Therefore, Hotjar uses a range of reds, yellows, purples, blues, and oranges, which work nicely together and add just enough depth and personality.
Equally diverse are the illustrations used within the site, that provide a nice link to customer insights, as each character looks different to one another, which reflects customer personas for companies who use HotJar.
St Francois County, Missouri Seal
We know this is quite a statement but I’m sure you will agree, that the St Francois County Missouri seal is quite possibly one of the worst rebrands we’ve come across as an agency.
The seal is a mismatch of everything and it just doesn’t work.
Technically this is a slight hiatus from the other rebranding examples in this post, as this seal has since been updated from the original rebrand we are discussing below! As you can see from the image above, the seal we are discussing in this section has now been replaced with something more suitable (as shown on the right) however we couldn’t skim past the first rebrand as a creative agency and just say nothing!
In fact it doesn’t look like a serious US state seal, but more of a school art project, if even that!
The font is plain and simple and the images look like they are copy and pasted from clip art or taken from Google images.
There is an American flag, eagle, map, bible and cross, and garden spade and pick axe thrown into the middle section of the seal with no rhyme or reason to the layout.
The colouring of the seal is plain, which is the only element that provides calm in the chaos, as a pale lilac-blue shade is used as the base colour for imagery and text on top.
We dive into US state seals in our State of Branding posts on the Canny blog, and we have seen some that are beautifully designed and some not done so well.
However, all we will say is we are glad the state of Missouri decided to rebrand again, and rebrand quickly at that!
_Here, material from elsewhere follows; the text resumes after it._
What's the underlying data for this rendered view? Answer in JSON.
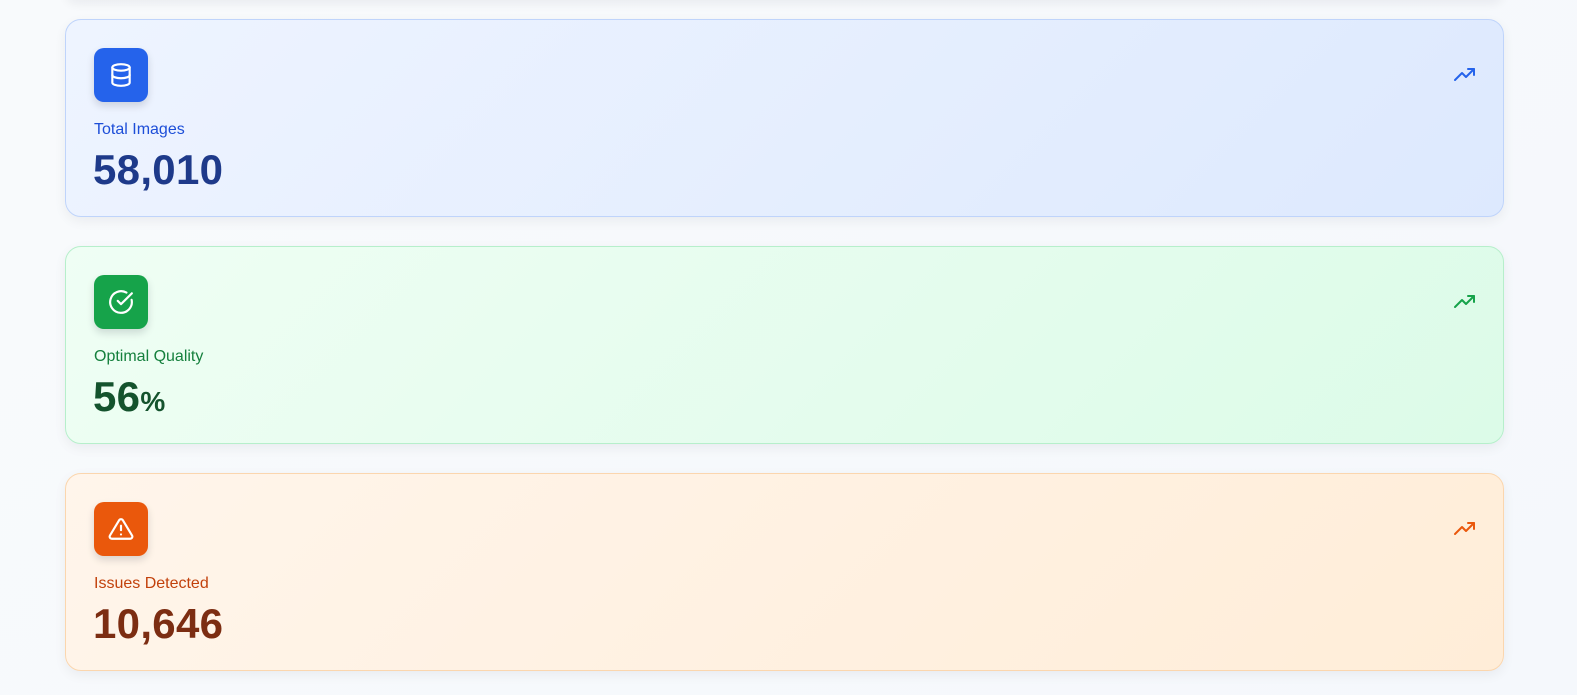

State of Branding Missouri may just be on the cards purely so we can unpack the latest seal!
Automobile manufacturer Buick rebranded this year and although some elements may work for some, for us we much preferred the original branding from 2016 onwards.
The change of the logo cheapens the brand slightly as if we start with the typeface, it ultimately looks squashed beneath the new badges above.
For us, despite the original lettering being less like traditional car lettering, it offered something unique in the vehicle manufacturing industry and reminded us of the typeface used for Waitrose and John Lewis.
Something different for sure!
The new lettering used doesn’t seem to match up with the look and feel of the car, and would be better suited to something like a construction company.
Perhaps if the lettering had been given room to breathe it might sit better and not look so harsh.
The badges above are sleek and fit the brand slightly better, however removing the bright sections of colour and swapping this for less doesn’t really add anything to the branding.
The only place the logo seems to sit well is in the middle of the steering wheel, whereas on the front of the car the original badges encased in the circle looked far more crisp.
This rebrand doesn’t match up to the luxury feel of the car, however it makes sense when it comes to the evolution of vehicle branding in recent years, and Buick is clearly following the trend.
Best and Worst Rebrands of 2022
There we have it, Canny’s list of the best and worst rebrands of 2022.
Although, we may have scrimped on the bad examples, this is because this year has been somewhat of a showstopper when it comes to company rebrands.
We have particular opinions when it comes to rebrands, hence why we thought it important to highlight these examples and discuss exactly what went right and what went wrong!
As much as we like to take notes from where brands have gone wrong, we equally like to praise and explore rebranding examples that hit the spot and are a welcomed change!
Here at Canny, we work with businesses to create specific branding that works for both the company and their customers. Whether that’s a full rebranding project, or an identity or strategy refresh, we know what it takes to create great branding that won’t be easily forgotten.
If you feel your business could benefit from a bit of help in the branding department, get in touch with our team today!